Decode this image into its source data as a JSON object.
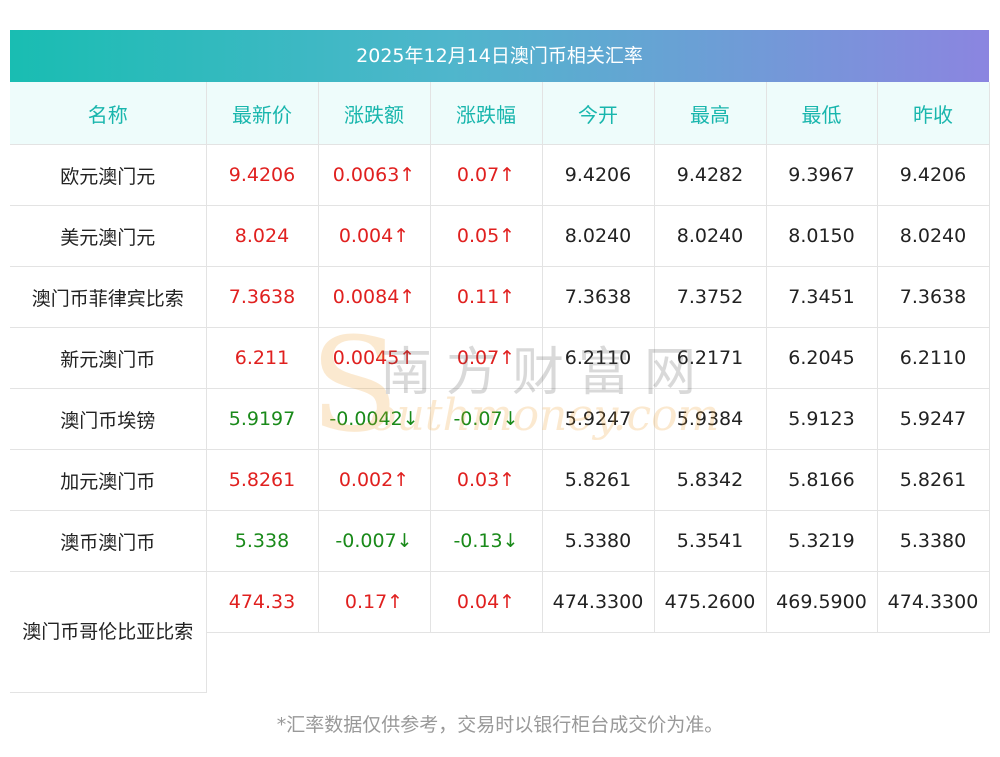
{
  "title": "2025年12月14日澳门币相关汇率",
  "columns": [
    "名称",
    "最新价",
    "涨跌额",
    "涨跌幅",
    "今开",
    "最高",
    "最低",
    "昨收"
  ],
  "rows": [
    {
      "name": "欧元澳门元",
      "latest": "9.4206",
      "change": "0.0063↑",
      "pct": "0.07↑",
      "open": "9.4206",
      "high": "9.4282",
      "low": "9.3967",
      "prev": "9.4206",
      "dir": "up"
    },
    {
      "name": "美元澳门元",
      "latest": "8.024",
      "change": "0.004↑",
      "pct": "0.05↑",
      "open": "8.0240",
      "high": "8.0240",
      "low": "8.0150",
      "prev": "8.0240",
      "dir": "up"
    },
    {
      "name": "澳门币菲律宾比索",
      "latest": "7.3638",
      "change": "0.0084↑",
      "pct": "0.11↑",
      "open": "7.3638",
      "high": "7.3752",
      "low": "7.3451",
      "prev": "7.3638",
      "dir": "up"
    },
    {
      "name": "新元澳门币",
      "latest": "6.211",
      "change": "0.0045↑",
      "pct": "0.07↑",
      "open": "6.2110",
      "high": "6.2171",
      "low": "6.2045",
      "prev": "6.2110",
      "dir": "up"
    },
    {
      "name": "澳门币埃镑",
      "latest": "5.9197",
      "change": "-0.0042↓",
      "pct": "-0.07↓",
      "open": "5.9247",
      "high": "5.9384",
      "low": "5.9123",
      "prev": "5.9247",
      "dir": "down"
    },
    {
      "name": "加元澳门币",
      "latest": "5.8261",
      "change": "0.002↑",
      "pct": "0.03↑",
      "open": "5.8261",
      "high": "5.8342",
      "low": "5.8166",
      "prev": "5.8261",
      "dir": "up"
    },
    {
      "name": "澳币澳门币",
      "latest": "5.338",
      "change": "-0.007↓",
      "pct": "-0.13↓",
      "open": "5.3380",
      "high": "5.3541",
      "low": "5.3219",
      "prev": "5.3380",
      "dir": "down"
    },
    {
      "name": "澳门币哥伦比亚比索",
      "latest": "474.33",
      "change": "0.17↑",
      "pct": "0.04↑",
      "open": "474.3300",
      "high": "475.2600",
      "low": "469.5900",
      "prev": "474.3300",
      "dir": "up"
    }
  ],
  "footer_note": "*汇率数据仅供参考，交易时以银行柜台成交价为准。",
  "watermark": {
    "cn": "南方财富网",
    "en": "outhmoney.com",
    "s": "S"
  },
  "colors": {
    "up": "#e0201f",
    "down": "#1a8a1a",
    "header_text": "#19b6ad",
    "title_start": "#19bdb2",
    "title_end": "#8b85e0"
  }
}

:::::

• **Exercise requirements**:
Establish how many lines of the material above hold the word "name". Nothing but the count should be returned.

• **Answer to the exercise**:
8